■ Data section ■
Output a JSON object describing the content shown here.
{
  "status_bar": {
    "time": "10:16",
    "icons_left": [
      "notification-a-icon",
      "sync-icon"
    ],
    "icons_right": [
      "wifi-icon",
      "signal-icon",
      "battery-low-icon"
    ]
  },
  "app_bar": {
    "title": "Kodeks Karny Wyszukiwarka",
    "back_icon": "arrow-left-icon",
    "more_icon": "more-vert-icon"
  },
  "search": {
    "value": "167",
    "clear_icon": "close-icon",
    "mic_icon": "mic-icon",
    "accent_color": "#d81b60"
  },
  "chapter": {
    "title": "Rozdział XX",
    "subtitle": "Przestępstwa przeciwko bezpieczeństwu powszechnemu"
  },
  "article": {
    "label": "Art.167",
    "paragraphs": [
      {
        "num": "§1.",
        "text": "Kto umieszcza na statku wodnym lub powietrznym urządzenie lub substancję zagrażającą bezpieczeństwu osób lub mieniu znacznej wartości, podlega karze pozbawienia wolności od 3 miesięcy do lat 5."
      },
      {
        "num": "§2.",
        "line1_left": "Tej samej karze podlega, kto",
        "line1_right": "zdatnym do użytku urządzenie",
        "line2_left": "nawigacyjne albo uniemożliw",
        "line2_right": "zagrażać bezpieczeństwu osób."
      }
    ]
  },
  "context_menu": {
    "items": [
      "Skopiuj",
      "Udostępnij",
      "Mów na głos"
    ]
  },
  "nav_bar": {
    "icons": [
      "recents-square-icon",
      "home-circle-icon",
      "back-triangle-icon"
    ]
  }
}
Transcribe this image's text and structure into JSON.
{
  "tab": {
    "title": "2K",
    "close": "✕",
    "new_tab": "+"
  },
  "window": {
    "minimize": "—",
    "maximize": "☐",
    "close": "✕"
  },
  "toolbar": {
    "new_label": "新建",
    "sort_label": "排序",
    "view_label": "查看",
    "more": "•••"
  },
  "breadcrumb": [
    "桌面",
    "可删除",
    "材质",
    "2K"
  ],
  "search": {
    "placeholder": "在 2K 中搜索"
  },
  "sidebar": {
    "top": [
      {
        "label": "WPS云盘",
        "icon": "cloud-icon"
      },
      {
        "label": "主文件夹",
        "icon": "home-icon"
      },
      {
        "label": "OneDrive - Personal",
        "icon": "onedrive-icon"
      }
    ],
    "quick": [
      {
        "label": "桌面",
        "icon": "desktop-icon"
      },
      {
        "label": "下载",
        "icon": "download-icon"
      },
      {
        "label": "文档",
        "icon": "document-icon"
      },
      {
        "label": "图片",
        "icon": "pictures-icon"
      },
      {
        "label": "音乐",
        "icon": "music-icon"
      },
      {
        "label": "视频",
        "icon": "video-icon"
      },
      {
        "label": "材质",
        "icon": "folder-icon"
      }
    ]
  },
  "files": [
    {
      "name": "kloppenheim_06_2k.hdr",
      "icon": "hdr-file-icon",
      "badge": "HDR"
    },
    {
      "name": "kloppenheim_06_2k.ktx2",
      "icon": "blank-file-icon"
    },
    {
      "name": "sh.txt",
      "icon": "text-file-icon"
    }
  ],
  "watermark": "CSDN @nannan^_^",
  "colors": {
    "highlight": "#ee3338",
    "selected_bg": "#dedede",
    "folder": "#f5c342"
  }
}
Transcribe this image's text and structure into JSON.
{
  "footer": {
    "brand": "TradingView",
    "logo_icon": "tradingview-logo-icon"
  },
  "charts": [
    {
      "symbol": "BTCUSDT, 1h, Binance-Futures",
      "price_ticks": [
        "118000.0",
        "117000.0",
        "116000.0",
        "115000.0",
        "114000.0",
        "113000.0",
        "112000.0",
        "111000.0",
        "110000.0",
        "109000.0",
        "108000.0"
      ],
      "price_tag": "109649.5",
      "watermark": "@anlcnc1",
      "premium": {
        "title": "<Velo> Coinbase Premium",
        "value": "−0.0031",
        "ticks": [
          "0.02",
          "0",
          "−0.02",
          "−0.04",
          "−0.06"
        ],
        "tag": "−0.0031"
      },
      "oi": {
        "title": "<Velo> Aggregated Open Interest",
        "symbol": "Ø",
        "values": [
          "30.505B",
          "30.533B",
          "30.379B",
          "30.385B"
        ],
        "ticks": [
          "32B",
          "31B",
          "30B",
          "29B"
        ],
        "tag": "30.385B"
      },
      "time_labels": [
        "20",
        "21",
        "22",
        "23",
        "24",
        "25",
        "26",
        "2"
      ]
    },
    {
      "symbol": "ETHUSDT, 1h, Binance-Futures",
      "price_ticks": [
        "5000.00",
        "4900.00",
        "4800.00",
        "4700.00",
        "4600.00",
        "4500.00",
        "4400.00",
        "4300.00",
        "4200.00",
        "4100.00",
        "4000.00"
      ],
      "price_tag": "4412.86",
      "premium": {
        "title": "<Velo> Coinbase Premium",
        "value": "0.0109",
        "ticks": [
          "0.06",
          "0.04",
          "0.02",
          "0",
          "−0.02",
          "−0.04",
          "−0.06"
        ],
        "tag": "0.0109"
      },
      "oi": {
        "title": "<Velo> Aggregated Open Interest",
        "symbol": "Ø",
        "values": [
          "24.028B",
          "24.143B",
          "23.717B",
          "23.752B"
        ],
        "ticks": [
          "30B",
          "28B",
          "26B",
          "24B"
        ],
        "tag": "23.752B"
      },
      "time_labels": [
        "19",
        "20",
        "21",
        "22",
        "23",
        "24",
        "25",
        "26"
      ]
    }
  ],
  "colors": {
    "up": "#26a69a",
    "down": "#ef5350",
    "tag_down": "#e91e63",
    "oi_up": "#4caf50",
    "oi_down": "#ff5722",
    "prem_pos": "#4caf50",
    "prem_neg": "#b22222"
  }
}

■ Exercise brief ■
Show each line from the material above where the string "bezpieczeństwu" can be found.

■ Response to this task ■
    "subtitle": "Przestępstwa przeciwko bezpieczeństwu powszechnemu"
        "text": "Kto umieszcza na statku wodnym lub powietrznym urządzenie lub substancję zagrażającą bezpieczeństwu osób lub mieniu znacznej wartości, podlega karze pozbawienia wolności od 3 miesięcy do lat 5."
        "line2_right": "zagrażać bezpieczeństwu osób."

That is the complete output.